SEYMOUR — After having success in basketball at Seymour High School, Julie VonDielingen Shelton had no idea what she would accomplish at Butler University.
Playing basketball at Butler from 1989 to 1993, she scored 2,018 points. She is Butler's all-time leading scorer and the only women's player to score more than 2,000 points. In all, she owns 11 Butler single-game, single-season and career basketball records.
She also was a four-time first team all-league performer and was named Midwestern Collegiate Conference Player of the Year her senior season. Plus, she was named District 4 Freshman of the Year by the U.S. Basketball Writers in 1989-90 and was picked to the All-America team by Basketball Times in 1992-93.
She can now add one more honor to the list. Saturday, during the Atlantic 10 Women's Basketball Championship at Barclays Center in Brooklyn, N.Y., Shelton will be one of 16 inducted into the conference's inaugural Women's Basketball Legends, recognizing players who began their careers in 1976 or later. This is Butler's first year in the Atlantic 10.
"It was a smaller school at that time and a school that I thought I could start and get to play quite a bit, but I had no clue to what degree," Shelton said. "As far as stuff I ended up accomplishing, I had no idea that would happen."
The honor isn't the only thing Shelton is celebrating this month. She just wrapped up her 15th season as the girls basketball head coach at Mount Vernon High School in Fortville, and the Marauders made their second straight appearance in the Class 3A championship game, this time bringing home the trophy with a 61-47 win over Hamilton Heights.
"It's been exciting, but it's just been something that you don't really ever think you'll get to experience," Shelton said. "I've loved basketball and put a lot of time and energy and passion into it since I was probably 8 years old. The last couple months have been good to me, no doubt."
Saturday, the Atlantic 10 also is inducting 16 players into the Men's Basketball Legends, and that includes Butler's Paul "Tony" Hinkle. He coached three sports at Butler over a nearly 50-year span, and the school's basketball arena was named after him in 1966.
Shelton said she has many good memories of her time on the Indianapolis campus.
"You still hear people talk today, when the men's team made the (NCAA) tournament and got to the finals, they talk about 'The Butler Way,'" Shelton said. "It was kind of more of a big high school atmosphere as far as everybody supported everybody, and everybody worked hard. I had wonderful teammates. My senior class had five players in it, and that was really neat because we went through four years together, and a lot of us played. And academically, it was a great school."
Making the trip to today's ceremony will be a special time, Shelton said.
"I've never even been to New York, so I'm really excited about that," she said. "I know there's a Legends luncheon, and everybody is going to be honored at the games. It's supposed to be a really big deal.
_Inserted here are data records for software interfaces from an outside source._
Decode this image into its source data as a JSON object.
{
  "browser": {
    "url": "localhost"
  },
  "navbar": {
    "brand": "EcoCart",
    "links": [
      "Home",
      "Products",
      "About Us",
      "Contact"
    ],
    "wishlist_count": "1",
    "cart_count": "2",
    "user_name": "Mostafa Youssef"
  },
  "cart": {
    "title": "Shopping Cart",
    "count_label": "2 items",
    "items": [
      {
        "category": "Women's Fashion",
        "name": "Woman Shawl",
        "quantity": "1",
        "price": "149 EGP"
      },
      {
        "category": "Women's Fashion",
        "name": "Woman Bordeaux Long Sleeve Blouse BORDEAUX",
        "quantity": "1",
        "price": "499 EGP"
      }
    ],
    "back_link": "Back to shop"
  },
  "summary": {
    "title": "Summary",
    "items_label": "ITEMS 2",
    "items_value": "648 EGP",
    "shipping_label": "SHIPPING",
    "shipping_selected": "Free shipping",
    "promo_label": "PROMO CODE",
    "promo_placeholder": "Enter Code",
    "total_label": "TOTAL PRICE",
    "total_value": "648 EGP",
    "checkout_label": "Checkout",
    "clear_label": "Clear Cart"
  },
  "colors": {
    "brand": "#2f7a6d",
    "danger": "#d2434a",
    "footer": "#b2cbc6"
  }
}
I'm a little nervous but pretty excited."
At Seymour, Shelton was a three-sport athlete, making it to semistate twice and state once in basketball, semistate once and state twice in volleyball and the state track and field meet for shot put.
"Seymour has always been a great place, and I had wonderful coaches and opportunities at Seymour," Shelton said. "That's my foundation in basketball, and it really got me to enjoy the game."
At Mount Vernon, Shelton has led the Marauders to five sectional titles, three regional titles, two semistate titles and two state finals appearances. In the 2012 state finals, Mount Vernon lost to Fort Wayne Concordia 42-39.
"We lost four starters, so we were not sure that this year would be great," Shelton said. "But then we started off well and had a lot of adversity throughout the season, and kids played different roles and really stepped up by the end of the year. By tournament time, they did a great job and had a great tourney."
One of the team's top players, junior Erica Moore, got hurt in December, had knee surgery and sat out seven games before returning to the lineup during sectional. She recently found out she made the Indiana Junior All-Stars core team.
"During that time, some other kids had to really step up, and we were winning quite a few of our games without her," Shelton said. "Then she fought her way back, and we didn't think she would be back. That boost of having her back and other kids stepping up, you could just see there that we had a shot."
Another player that made a big impact was Shelton's niece, freshman point guard Sydney Shelton. In the state finals game, she had a game-high 29 points and pulled down six rebounds.
"She ended up scoring 502 points this season and led the team in assists and probably minutes played," Shelton said of her niece. "I knew she was very good, but she surprised me about how well she did adjusting as a freshman and carrying a big load. Point guard especially is a tough role, and she just did an amazing job."
After making the state finals as a high school athlete in a variety of sports but never bringing home a title, Shelton said it was a good feeling doing it as a coach.
"As a player, getting there was great, but it was frustrating, too, when you never won it," she said. "Getting there last year as a coach and not winning, you never know if you'll ever really get a chance again. It's nice to know when we did get a chance, we finished it."
Another state title next year would be nice, Shelton said. She doesn't expect to get away from the game anytime soon.
"I'm going to try to beat Donna Sullivan," Shelton jokingly said of the former SHS volleyball and basketball coach. "I want to stay around for a while. At this point, I have no vision of stopping anytime soon."